Please copy every record exactly as it is written.

- **DATA FOR THE TASK**
┌──

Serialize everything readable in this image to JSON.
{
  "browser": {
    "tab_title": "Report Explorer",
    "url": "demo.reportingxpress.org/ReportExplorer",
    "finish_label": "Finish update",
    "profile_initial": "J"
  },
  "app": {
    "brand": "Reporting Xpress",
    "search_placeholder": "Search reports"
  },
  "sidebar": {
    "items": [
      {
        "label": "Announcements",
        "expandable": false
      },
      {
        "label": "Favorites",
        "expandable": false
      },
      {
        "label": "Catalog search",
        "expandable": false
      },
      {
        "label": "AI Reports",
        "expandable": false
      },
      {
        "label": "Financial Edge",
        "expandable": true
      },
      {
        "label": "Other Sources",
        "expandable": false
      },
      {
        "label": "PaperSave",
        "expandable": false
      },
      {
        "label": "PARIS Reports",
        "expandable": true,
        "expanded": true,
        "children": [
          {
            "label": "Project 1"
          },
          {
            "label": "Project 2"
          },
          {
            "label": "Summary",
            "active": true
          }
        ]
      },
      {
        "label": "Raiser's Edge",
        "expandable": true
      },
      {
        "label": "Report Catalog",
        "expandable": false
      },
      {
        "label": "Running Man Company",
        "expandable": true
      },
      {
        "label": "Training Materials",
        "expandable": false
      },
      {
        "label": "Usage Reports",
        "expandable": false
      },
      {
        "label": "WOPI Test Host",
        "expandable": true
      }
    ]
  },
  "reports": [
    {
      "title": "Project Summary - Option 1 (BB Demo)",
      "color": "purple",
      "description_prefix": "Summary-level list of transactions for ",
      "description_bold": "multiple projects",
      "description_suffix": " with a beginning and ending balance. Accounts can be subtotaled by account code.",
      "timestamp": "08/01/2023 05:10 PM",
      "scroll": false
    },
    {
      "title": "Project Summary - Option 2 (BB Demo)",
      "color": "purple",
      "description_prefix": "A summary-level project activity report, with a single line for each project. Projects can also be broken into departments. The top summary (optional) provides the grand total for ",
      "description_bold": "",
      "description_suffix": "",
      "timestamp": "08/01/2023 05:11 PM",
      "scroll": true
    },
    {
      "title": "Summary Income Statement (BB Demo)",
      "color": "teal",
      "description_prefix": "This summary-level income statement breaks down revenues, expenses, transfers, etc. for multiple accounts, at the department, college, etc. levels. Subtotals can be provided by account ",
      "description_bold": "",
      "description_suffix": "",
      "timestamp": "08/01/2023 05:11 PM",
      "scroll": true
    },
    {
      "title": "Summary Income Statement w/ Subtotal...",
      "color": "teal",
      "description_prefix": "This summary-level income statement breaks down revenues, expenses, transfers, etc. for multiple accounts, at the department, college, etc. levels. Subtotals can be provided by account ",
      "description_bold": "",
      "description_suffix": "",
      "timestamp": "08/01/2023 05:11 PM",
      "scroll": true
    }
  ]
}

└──

- **WRITTEN RESPONSE**
Serialize everything readable in this image to JSON.
{
  "browser": {
    "tab_title": "Report Explorer",
    "url": "demo.reportingxpress.org/ReportExplorer",
    "finish_label": "Finish update",
    "profile_initial": "J"
  },
  "app": {
    "brand": "Reporting Xpress",
    "search_placeholder": "Search reports"
  },
  "sidebar": {
    "items": [
      {
        "label": "Announcements",
        "expandable": false
      },
      {
        "label": "Favorites",
        "expandable": false
      },
      {
        "label": "Catalog search",
        "expandable": false
      },
      {
        "label": "AI Reports",
        "expandable": false
      },
      {
        "label": "Financial Edge",
        "expandable": true
      },
      {
        "label": "Other Sources",
        "expandable": false
      },
      {
        "label": "PaperSave",
        "expandable": false
      },
      {
        "label": "PARIS Reports",
        "expandable": true,
        "expanded": true,
        "children": [
          {
            "label": "Project 1"
          },
          {
            "label": "Project 2"
          },
          {
            "label": "Summary",
            "active": true
          }
        ]
      },
      {
        "label": "Raiser's Edge",
        "expandable": true
      },
      {
        "label": "Report Catalog",
        "expandable": false
      },
      {
        "label": "Running Man Company",
        "expandable": true
      },
      {
        "label": "Training Materials",
        "expandable": false
      },
      {
        "label": "Usage Reports",
        "expandable": false
      },
      {
        "label": "WOPI Test Host",
        "expandable": true
      }
    ]
  },
  "reports": [
    {
      "title": "Project Summary - Option 1 (BB Demo)",
      "color": "purple",
      "description_prefix": "Summary-level list of transactions for ",
      "description_bold": "multiple projects",
      "description_suffix": " with a beginning and ending balance. Accounts can be subtotaled by account code.",
      "timestamp": "08/01/2023 05:10 PM",
      "scroll": false
    },
    {
      "title": "Project Summary - Option 2 (BB Demo)",
      "color": "purple",
      "description_prefix": "A summary-level project activity report, with a single line for each project. Projects can also be broken into departments. The top summary (optional) provides the grand total for ",
      "description_bold": "",
      "description_suffix": "",
      "timestamp": "08/01/2023 05:11 PM",
      "scroll": true
    },
    {
      "title": "Summary Income Statement (BB Demo)",
      "color": "teal",
      "description_prefix": "This summary-level income statement breaks down revenues, expenses, transfers, etc. for multiple accounts, at the department, college, etc. levels. Subtotals can be provided by account ",
      "description_bold": "",
      "description_suffix": "",
      "timestamp": "08/01/2023 05:11 PM",
      "scroll": true
    },
    {
      "title": "Summary Income Statement w/ Subtotal...",
      "color": "teal",
      "description_prefix": "This summary-level income statement breaks down revenues, expenses, transfers, etc. for multiple accounts, at the department, college, etc. levels. Subtotals can be provided by account ",
      "description_bold": "",
      "description_suffix": "",
      "timestamp": "08/01/2023 05:11 PM",
      "scroll": true
    }
  ]
}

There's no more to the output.